When it comes to money, I suggest setting aside additional 5% – 10% of your project budget as the “emergency fund”. Almost always, “unforeseen circumstances” occur during the construction process. If it turns out the extra money was not used, it’s yours to keep!
For best results, you should allow a minimum of 2 – 3 months for planning and designing for a small project. Large projects require more time for designing. No matter how experience the designer is, each project is unique and require time for study and research. You also want to explore different options and make the educated decisions.

[Ask Michelle] I can’t Afford a Designer!

Designers are expensive. My project is small and I am planning to do part of work myself. My contractor said he had done many similar projects and would help me with selecting products materials.
The truth is you can’t afford not having a designer. Designers are more than having fancy styles and good taste and know how to shop. In order to be professional designers, one has invested years of hard work to gain knowledge, skills, and experience. A good designer guides you through options, organizes the information, and prevents mistakes. Without a designer, you are risking spending more money and time and settling for a less-satisfactory result. You should figure 10% – 15% of your budget for design. You don’t always need a full-service package. Even small projects can use design input. If you can’t afford hiring a designer, you can’t afford the project.
Contractors are not designers. They may be design enthusiasts like yourself, but there is a reason they didn’t choose to work as designers. (Some firms do offer design and build services. In such case, you should check their qualifications for designing and building.) On the other hand, ask questions if a designers offers to act as a general contractor.

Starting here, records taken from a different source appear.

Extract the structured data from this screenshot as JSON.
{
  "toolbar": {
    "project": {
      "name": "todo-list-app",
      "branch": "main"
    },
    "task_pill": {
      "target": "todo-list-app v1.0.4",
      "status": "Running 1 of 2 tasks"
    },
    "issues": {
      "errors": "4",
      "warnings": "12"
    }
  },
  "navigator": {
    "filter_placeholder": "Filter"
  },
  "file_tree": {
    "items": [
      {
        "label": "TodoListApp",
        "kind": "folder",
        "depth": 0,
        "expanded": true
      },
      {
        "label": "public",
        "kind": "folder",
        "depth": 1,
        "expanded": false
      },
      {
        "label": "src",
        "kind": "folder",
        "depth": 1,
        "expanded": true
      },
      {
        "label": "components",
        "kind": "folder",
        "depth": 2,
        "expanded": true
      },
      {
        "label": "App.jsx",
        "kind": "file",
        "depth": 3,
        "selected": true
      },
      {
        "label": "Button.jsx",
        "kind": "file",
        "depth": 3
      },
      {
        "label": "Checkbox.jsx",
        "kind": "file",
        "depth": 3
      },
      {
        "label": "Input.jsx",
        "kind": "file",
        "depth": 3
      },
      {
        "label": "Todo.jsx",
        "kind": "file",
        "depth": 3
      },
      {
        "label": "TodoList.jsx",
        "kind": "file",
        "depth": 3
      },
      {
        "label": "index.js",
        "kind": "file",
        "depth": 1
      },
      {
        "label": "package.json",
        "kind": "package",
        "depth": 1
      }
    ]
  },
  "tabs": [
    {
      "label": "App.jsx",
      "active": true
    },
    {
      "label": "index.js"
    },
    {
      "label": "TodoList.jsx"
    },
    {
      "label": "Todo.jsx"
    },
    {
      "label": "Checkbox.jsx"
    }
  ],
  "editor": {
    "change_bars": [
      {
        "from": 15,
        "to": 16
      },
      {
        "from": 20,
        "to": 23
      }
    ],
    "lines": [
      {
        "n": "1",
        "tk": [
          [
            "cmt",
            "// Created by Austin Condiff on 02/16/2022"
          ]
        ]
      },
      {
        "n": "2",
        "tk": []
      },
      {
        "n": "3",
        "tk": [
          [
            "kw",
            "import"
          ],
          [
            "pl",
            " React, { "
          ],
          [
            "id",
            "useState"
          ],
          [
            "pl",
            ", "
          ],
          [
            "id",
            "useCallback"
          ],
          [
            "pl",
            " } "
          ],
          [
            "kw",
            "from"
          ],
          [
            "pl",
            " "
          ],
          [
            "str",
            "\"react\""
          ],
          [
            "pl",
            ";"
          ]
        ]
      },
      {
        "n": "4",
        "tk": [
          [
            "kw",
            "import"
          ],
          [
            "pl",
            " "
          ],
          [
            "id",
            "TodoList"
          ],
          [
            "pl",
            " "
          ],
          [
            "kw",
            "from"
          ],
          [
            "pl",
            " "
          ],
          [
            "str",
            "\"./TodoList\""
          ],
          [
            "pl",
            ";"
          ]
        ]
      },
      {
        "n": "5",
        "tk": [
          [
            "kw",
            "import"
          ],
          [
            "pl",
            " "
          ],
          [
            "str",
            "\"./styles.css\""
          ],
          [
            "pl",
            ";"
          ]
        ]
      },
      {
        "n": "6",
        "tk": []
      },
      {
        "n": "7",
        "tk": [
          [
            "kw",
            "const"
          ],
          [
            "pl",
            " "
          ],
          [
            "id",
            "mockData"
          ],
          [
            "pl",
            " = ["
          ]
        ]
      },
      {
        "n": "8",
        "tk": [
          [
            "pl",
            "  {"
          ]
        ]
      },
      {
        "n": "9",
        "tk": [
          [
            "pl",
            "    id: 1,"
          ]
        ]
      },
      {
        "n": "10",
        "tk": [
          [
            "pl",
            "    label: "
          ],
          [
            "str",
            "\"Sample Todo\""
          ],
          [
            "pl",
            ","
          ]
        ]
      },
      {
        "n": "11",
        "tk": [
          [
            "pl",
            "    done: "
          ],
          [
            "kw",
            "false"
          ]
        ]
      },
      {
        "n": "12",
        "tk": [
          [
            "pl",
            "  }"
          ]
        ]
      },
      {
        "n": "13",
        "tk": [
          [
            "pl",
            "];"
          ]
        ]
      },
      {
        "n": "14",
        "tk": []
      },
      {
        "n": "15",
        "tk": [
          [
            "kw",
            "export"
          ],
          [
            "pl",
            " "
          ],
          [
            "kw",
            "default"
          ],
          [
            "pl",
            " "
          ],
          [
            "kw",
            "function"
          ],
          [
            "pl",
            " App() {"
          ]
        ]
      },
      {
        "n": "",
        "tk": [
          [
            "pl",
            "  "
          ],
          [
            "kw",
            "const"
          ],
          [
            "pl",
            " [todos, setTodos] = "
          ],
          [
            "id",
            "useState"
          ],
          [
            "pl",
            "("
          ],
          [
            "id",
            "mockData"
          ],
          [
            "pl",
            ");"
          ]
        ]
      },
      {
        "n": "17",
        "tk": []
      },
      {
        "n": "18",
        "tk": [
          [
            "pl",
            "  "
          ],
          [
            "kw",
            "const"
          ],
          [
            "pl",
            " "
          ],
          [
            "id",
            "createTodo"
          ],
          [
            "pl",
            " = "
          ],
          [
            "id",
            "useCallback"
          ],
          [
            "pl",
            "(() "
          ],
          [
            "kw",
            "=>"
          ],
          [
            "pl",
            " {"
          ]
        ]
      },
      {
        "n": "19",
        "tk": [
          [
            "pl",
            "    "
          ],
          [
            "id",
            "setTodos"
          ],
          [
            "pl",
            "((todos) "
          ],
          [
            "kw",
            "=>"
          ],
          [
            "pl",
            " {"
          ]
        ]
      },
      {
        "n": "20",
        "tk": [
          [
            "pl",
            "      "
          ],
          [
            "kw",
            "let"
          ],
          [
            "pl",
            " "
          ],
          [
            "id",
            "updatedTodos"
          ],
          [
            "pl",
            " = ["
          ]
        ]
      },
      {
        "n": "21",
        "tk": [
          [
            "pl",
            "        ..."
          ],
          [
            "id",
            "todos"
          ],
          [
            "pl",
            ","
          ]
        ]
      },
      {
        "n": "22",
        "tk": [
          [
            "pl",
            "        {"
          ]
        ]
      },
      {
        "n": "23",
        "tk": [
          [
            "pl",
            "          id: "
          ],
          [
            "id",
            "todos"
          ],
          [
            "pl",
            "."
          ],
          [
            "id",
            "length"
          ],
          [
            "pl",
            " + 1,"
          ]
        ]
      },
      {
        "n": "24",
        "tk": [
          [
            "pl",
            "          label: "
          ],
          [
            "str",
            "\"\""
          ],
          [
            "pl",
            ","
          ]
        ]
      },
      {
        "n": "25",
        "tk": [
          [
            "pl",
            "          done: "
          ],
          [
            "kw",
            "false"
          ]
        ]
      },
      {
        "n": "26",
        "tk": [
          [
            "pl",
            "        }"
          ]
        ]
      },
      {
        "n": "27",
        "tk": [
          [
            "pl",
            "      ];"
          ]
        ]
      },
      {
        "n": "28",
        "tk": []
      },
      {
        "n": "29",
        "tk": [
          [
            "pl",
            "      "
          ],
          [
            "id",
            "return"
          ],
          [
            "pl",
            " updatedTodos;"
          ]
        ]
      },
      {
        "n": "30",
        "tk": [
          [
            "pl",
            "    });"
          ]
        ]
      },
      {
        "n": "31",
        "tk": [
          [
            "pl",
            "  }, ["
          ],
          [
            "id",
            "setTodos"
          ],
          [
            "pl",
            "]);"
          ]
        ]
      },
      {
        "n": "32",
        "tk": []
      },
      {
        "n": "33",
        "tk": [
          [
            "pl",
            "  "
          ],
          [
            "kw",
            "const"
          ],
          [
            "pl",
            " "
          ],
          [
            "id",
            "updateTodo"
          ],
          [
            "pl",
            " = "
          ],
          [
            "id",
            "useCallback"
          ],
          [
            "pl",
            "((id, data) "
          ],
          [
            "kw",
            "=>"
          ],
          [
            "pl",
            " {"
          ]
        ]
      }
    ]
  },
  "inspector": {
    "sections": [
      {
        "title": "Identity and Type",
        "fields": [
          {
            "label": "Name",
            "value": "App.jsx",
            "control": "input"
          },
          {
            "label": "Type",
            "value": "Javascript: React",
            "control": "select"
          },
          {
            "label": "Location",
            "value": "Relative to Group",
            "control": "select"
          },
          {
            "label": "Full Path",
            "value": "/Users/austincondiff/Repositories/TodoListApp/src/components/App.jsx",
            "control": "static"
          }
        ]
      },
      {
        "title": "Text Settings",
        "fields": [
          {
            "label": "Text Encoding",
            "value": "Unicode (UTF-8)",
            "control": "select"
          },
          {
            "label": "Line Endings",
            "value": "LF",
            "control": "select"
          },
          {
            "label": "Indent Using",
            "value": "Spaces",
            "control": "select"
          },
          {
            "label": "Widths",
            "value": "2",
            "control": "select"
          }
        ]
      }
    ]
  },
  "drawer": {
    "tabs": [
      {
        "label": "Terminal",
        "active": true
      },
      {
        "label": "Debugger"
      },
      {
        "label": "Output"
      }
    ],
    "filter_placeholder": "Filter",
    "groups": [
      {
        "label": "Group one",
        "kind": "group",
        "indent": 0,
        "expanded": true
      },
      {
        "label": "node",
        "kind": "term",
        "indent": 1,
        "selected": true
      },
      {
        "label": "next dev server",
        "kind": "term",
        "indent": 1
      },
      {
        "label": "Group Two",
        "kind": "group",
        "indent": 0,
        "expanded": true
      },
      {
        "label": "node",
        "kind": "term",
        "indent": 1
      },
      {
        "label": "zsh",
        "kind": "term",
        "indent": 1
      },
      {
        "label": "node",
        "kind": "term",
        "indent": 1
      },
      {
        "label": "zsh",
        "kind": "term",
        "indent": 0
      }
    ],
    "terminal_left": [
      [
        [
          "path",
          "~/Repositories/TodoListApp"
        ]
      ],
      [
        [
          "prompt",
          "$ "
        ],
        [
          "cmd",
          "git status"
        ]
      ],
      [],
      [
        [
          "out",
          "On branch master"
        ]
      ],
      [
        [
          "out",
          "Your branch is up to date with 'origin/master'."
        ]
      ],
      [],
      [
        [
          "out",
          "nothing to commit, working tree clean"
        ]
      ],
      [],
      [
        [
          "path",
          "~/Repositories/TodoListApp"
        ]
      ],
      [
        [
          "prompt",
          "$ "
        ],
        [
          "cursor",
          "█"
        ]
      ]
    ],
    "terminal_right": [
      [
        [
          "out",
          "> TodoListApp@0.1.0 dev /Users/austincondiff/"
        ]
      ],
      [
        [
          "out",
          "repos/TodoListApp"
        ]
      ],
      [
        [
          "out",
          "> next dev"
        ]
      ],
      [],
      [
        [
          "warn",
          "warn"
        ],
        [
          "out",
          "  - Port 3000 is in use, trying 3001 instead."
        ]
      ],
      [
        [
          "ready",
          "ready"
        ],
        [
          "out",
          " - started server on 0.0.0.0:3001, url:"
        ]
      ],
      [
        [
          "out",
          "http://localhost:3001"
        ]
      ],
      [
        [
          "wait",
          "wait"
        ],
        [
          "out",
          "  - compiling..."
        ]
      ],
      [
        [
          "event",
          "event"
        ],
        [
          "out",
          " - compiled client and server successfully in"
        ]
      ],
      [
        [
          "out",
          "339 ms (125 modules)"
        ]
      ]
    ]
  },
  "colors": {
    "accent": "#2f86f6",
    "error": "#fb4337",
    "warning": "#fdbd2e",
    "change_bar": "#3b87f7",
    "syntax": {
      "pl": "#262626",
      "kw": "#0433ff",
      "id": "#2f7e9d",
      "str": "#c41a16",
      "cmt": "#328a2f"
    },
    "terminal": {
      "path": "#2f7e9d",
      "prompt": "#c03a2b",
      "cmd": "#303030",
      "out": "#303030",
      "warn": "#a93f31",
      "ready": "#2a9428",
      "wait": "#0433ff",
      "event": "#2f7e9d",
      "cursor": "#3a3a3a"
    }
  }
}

[Survey] Help Designers Improve

I often wonder, as a designer, if I am offering what people want/need. I am certain there are many things I can improve or change but people are not telling me. I can easily find reasons why people should hire designers. But I can’t find why people prefer not to work with designers.

What if residential designers can learn what homeowners, industry partners and contractors want? Sure this won’t bring world peace. But it will minimize unnecessary frustrations of all parties involved in a design project. We will make the profession better. Please help and fill out the survey to share your opinions. You have the option to be anonymous. After I have collected enough responses and organized them, I will share the results in a blog article. Please share this SURVEY with those who may be interested in contributing.

Thank you in advance for helping out!